The themes that appeared during these early discussions were revisited in the longer talks given by various professionals in the field. Associate Professor Raymond Lovett (ANU), Dr Donna Cormack (University of Otago Wellington) and Dr Vanessa Lee (University of Sydney) spoke to the group on perspectives of Indigenous Data Sovereignty, identifying the specific complexities in both collecting and using data relating to Indigenous populations. Their discussions paralleled issues raised within the group discussions, namely that good data needs to engage with the community and further consideration needs to be given to data practices that reproduce colonial structures. Following this, a collection of lightening talks paired industry professionals with academics to speak in detail on particular topics such as community wifi initiatives, electronic health records, the ethics of open data and the recent ‘robodebt’ controversy in Australia where the government has badly implemented algorithmic decision-making to identify overpayments of welfare. These talks gave an opportunity to blend industry expertise with a broader academic framework and led to passionate and spirited discussion throughout the room.
The workshop proved to be an informative and valuable introduction to the project – identifying just how complex the issues surrounding data can be. However, while participants were honest about the very real issues and problems currently enmeshed in various industry and government data practices, there was also considerable discussion about the routes available to move towards more ethical data futures.
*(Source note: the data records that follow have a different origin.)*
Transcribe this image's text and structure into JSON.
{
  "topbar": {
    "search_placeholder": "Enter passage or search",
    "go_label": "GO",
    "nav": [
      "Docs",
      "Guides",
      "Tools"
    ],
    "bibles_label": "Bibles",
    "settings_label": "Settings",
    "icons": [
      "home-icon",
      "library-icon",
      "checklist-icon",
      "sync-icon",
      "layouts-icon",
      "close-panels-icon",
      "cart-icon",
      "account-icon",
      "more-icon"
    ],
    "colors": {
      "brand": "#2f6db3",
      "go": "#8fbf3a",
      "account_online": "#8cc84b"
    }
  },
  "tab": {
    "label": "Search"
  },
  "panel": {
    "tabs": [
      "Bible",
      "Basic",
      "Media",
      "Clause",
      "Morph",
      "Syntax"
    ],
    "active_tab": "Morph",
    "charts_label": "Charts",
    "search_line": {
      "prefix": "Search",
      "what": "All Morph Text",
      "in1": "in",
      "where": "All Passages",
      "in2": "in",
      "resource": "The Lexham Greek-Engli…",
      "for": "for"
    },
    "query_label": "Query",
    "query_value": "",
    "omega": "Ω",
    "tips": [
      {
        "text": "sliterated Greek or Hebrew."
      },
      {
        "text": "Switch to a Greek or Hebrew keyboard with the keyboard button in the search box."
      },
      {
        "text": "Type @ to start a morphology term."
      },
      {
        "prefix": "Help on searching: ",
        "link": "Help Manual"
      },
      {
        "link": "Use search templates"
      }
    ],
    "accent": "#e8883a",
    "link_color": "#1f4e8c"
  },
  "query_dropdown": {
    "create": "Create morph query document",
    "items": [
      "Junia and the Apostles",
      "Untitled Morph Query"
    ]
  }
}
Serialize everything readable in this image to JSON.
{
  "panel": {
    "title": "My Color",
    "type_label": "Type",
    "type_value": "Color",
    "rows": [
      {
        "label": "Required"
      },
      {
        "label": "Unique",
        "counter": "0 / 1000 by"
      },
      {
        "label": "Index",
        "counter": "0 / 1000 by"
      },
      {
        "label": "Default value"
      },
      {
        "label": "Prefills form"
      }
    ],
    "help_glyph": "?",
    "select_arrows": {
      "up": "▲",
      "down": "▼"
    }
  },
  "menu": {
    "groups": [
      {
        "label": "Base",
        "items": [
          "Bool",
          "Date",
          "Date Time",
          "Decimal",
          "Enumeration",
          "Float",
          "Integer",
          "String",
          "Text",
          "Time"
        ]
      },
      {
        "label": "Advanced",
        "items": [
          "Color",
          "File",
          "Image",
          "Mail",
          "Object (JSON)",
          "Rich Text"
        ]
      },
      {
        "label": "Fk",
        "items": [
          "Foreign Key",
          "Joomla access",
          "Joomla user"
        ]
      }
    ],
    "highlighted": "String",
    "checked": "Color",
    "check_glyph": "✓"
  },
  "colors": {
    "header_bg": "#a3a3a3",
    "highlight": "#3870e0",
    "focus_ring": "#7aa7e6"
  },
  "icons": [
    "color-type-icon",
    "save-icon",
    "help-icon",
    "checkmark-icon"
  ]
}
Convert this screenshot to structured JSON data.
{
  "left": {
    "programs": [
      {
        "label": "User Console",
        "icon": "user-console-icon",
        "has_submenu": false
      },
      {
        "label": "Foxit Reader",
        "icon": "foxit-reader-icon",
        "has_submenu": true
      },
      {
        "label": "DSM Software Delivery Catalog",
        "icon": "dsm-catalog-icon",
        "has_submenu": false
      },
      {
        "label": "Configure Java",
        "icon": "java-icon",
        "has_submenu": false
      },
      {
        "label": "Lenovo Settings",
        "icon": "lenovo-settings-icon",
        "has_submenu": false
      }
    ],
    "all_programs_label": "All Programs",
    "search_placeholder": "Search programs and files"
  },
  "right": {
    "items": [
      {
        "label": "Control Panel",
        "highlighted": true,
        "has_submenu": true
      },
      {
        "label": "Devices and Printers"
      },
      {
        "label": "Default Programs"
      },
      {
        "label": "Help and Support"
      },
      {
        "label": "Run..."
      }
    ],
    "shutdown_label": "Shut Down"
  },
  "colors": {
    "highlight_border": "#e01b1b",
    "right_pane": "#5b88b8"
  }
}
Following the daytime workshop, the QUT Good Data project team partnered with Thoughtworks’ Brisbane office for a public evening event. After a technical demonstration of bias and discrimination in machine learning, QUT’s Dr Monique Mann facilitated a discussion with special guest Asher Wolf, a well-known information journalist, digital activist and founder of the world-wide CryptoParty movement. Asher spoke about her own journey as an activist and fighter for good information and good data to great applause from a packed audience. A good end to a good day of good data!
Do you want to participate, consider sending in a proposal to the Call.